Supplied material Start Marker

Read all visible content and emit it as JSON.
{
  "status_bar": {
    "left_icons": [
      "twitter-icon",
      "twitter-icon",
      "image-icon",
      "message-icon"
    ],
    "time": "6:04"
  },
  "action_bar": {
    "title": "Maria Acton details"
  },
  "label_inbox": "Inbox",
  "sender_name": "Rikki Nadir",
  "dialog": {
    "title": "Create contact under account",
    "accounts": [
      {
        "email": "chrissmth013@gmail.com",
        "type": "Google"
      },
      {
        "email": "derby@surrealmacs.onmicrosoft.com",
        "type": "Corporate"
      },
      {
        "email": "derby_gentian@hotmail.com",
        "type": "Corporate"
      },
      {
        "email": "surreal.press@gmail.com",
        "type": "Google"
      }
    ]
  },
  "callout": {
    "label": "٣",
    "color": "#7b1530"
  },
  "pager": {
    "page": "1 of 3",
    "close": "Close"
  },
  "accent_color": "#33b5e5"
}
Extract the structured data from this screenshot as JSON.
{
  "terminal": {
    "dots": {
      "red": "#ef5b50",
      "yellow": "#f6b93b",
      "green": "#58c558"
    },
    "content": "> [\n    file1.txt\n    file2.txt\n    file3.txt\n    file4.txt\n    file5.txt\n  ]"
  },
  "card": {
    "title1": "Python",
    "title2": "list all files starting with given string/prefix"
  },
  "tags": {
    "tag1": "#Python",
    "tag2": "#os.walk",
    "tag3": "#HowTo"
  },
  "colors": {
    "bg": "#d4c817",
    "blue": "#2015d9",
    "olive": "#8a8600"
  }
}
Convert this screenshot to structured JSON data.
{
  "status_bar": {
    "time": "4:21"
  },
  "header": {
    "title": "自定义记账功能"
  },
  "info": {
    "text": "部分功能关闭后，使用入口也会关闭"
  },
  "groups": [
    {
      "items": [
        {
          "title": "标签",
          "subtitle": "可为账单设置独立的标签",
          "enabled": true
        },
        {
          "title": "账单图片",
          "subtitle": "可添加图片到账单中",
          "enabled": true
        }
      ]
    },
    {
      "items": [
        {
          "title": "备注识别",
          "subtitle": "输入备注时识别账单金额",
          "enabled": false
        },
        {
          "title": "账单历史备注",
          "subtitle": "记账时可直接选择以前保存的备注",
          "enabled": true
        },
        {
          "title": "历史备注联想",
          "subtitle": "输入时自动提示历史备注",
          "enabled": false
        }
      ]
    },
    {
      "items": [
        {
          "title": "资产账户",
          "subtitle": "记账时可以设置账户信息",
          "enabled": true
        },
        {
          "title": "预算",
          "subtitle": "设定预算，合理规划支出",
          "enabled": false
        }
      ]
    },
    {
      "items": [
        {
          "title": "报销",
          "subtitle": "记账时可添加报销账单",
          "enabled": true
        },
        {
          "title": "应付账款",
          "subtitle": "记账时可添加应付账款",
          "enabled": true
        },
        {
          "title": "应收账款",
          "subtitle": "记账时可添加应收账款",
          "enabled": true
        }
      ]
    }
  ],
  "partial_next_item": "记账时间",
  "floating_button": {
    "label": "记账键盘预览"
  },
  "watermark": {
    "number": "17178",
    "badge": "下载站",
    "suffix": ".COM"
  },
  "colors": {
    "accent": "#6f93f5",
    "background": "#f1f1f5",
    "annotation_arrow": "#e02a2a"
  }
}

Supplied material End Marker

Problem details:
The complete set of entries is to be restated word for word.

Output below:
Read all visible content and emit it as JSON.
{
  "status_bar": {
    "left_icons": [
      "twitter-icon",
      "twitter-icon",
      "image-icon",
      "message-icon"
    ],
    "time": "6:04"
  },
  "action_bar": {
    "title": "Maria Acton details"
  },
  "label_inbox": "Inbox",
  "sender_name": "Rikki Nadir",
  "dialog": {
    "title": "Create contact under account",
    "accounts": [
      {
        "email": "chrissmth013@gmail.com",
        "type": "Google"
      },
      {
        "email": "derby@surrealmacs.onmicrosoft.com",
        "type": "Corporate"
      },
      {
        "email": "derby_gentian@hotmail.com",
        "type": "Corporate"
      },
      {
        "email": "surreal.press@gmail.com",
        "type": "Google"
      }
    ]
  },
  "callout": {
    "label": "٣",
    "color": "#7b1530"
  },
  "pager": {
    "page": "1 of 3",
    "close": "Close"
  },
  "accent_color": "#33b5e5"
}
Extract the structured data from this screenshot as JSON.
{
  "terminal": {
    "dots": {
      "red": "#ef5b50",
      "yellow": "#f6b93b",
      "green": "#58c558"
    },
    "content": "> [\n    file1.txt\n    file2.txt\n    file3.txt\n    file4.txt\n    file5.txt\n  ]"
  },
  "card": {
    "title1": "Python",
    "title2": "list all files starting with given string/prefix"
  },
  "tags": {
    "tag1": "#Python",
    "tag2": "#os.walk",
    "tag3": "#HowTo"
  },
  "colors": {
    "bg": "#d4c817",
    "blue": "#2015d9",
    "olive": "#8a8600"
  }
}
Convert this screenshot to structured JSON data.
{
  "status_bar": {
    "time": "4:21"
  },
  "header": {
    "title": "自定义记账功能"
  },
  "info": {
    "text": "部分功能关闭后，使用入口也会关闭"
  },
  "groups": [
    {
      "items": [
        {
          "title": "标签",
          "subtitle": "可为账单设置独立的标签",
          "enabled": true
        },
        {
          "title": "账单图片",
          "subtitle": "可添加图片到账单中",
          "enabled": true
        }
      ]
    },
    {
      "items": [
        {
          "title": "备注识别",
          "subtitle": "输入备注时识别账单金额",
          "enabled": false
        },
        {
          "title": "账单历史备注",
          "subtitle": "记账时可直接选择以前保存的备注",
          "enabled": true
        },
        {
          "title": "历史备注联想",
          "subtitle": "输入时自动提示历史备注",
          "enabled": false
        }
      ]
    },
    {
      "items": [
        {
          "title": "资产账户",
          "subtitle": "记账时可以设置账户信息",
          "enabled": true
        },
        {
          "title": "预算",
          "subtitle": "设定预算，合理规划支出",
          "enabled": false
        }
      ]
    },
    {
      "items": [
        {
          "title": "报销",
          "subtitle": "记账时可添加报销账单",
          "enabled": true
        },
        {
          "title": "应付账款",
          "subtitle": "记账时可添加应付账款",
          "enabled": true
        },
        {
          "title": "应收账款",
          "subtitle": "记账时可添加应收账款",
          "enabled": true
        }
      ]
    }
  ],
  "partial_next_item": "记账时间",
  "floating_button": {
    "label": "记账键盘预览"
  },
  "watermark": {
    "number": "17178",
    "badge": "下载站",
    "suffix": ".COM"
  },
  "colors": {
    "accent": "#6f93f5",
    "background": "#f1f1f5",
    "annotation_arrow": "#e02a2a"
  }
}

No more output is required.